- Special order decision (accept or reject)
- Continue or shutdown business segment
- Repair or buy new equipment
Small businesses should be familiar with this managerial accounting tool because it can help managers and small business owners make calculated risks and decisions. However, differential analysis considers both quantitative and qualitative factors before arriving at a decision.
Expanding your small business or introducing new products are crucial business decisions. It requires significant capital investment and long-term planning. Capital budgeting is the managerial accounting tool that will be useful for long-term decision-making.
In capital budgeting, you have to consider how long-term projects or plans are evaluated, funded, and measured to ensure maximization of wealth. Small businesses don’t have large coffers so being wise about significant investments is an important thing to consider in managing small business funds.
Capital budgeting decisions include
- Evaluating and screening projects and long-term investments
- Obtaining funding for long-term projects
- Assessing return on investment using discounted and undiscounted models
Strategic Cost Management (SCM)
Another important subset of managerial accounting is SCM. Under SCM, the goal of the small business is to reduce costs while improving the strategic position of the business. SCM focuses on cost leadership, differentiation, and focus. The ultimate goal of SCM is to increase customer value and satisfaction without increasing too much on costs.
- Total quality management (TQM): The overall goal of TQM is to exceed customer expectations by integrating all organizational functions. The main metric in TQM is the cost of quality wherein the business takes a look at costs involved in ensuring product quality (preventive and appraisal costs) and costs involved in dealing with poor quality (internal failure and external failure costs).
- Continuous improvement: The philosophy of continuous improvement is a constant effort to reduce costs, eliminate waste, simplify processes, and improve customer service. Businesses can execute this through small and gradual improvements or big and radical changes (business process reengineering).
- Just-in-time (JIT) system: This inventory management concept strives to reduce inventory handling costs by ordering goods needed only for current production needs.
- Value engineering: This strategic technique looks at the value chain with the end goal of reducing costs along the process. It also involves targeting costs to obtain a desired profit level for products.

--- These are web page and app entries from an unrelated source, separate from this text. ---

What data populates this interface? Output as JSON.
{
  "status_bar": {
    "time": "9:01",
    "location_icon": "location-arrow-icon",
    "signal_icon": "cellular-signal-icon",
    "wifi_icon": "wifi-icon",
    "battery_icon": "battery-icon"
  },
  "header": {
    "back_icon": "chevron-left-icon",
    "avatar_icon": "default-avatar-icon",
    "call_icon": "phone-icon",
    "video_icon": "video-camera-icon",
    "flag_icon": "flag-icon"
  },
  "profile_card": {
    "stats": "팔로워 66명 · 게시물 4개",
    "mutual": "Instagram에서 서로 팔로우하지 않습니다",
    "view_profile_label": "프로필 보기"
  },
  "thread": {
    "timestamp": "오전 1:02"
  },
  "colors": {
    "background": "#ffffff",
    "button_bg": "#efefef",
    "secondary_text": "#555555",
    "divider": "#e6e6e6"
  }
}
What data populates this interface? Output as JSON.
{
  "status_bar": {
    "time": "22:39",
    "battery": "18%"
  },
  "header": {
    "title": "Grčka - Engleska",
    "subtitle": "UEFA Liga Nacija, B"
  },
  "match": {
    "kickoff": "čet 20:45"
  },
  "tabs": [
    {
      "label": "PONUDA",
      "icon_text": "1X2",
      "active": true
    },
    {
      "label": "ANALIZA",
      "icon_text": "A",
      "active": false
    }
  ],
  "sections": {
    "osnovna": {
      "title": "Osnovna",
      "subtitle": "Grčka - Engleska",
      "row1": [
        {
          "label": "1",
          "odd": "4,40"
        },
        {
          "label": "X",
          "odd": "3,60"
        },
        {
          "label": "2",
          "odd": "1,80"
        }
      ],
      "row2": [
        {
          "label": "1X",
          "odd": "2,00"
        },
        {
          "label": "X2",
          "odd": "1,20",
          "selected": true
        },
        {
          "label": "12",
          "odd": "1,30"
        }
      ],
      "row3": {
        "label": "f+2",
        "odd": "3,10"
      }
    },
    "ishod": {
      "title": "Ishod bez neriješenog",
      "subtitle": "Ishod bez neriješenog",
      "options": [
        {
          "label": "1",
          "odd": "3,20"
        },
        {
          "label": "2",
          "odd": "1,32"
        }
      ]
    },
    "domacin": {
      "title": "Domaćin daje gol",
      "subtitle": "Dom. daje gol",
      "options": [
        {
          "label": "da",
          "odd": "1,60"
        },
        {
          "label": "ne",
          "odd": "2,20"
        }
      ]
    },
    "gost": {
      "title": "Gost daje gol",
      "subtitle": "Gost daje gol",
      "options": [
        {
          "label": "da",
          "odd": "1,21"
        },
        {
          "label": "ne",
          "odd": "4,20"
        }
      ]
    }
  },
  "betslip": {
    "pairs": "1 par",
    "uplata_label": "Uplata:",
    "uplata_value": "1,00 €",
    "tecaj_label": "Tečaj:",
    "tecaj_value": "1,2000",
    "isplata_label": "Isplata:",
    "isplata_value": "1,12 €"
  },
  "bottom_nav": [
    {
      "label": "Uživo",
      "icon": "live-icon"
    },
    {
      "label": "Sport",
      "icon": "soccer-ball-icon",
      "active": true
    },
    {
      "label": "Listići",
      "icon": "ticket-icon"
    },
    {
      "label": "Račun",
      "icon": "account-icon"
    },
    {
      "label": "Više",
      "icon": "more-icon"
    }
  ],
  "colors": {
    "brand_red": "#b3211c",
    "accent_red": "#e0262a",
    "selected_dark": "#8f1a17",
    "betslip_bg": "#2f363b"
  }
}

Frequently Asked Questions (FAQs)
Managerial accounting’s main focus is to provide useful accounting information to internal users. Ultimately, managers and small business owners can use this information to maximize business resources and profit.
Regardless of business size, the help of a managerial accountant in influencing business decisions can yield positive results. Very small businesses might benefit from a bookkeeper who can also perform some basic managerial analyses, like budgeting.
Managerial accounting is a branch of accounting that aims to serve internal users with information needed for decision-making. This information is useful for planning, organizing, and monitoring business operations to ensure proper use of resources and maximization of profit.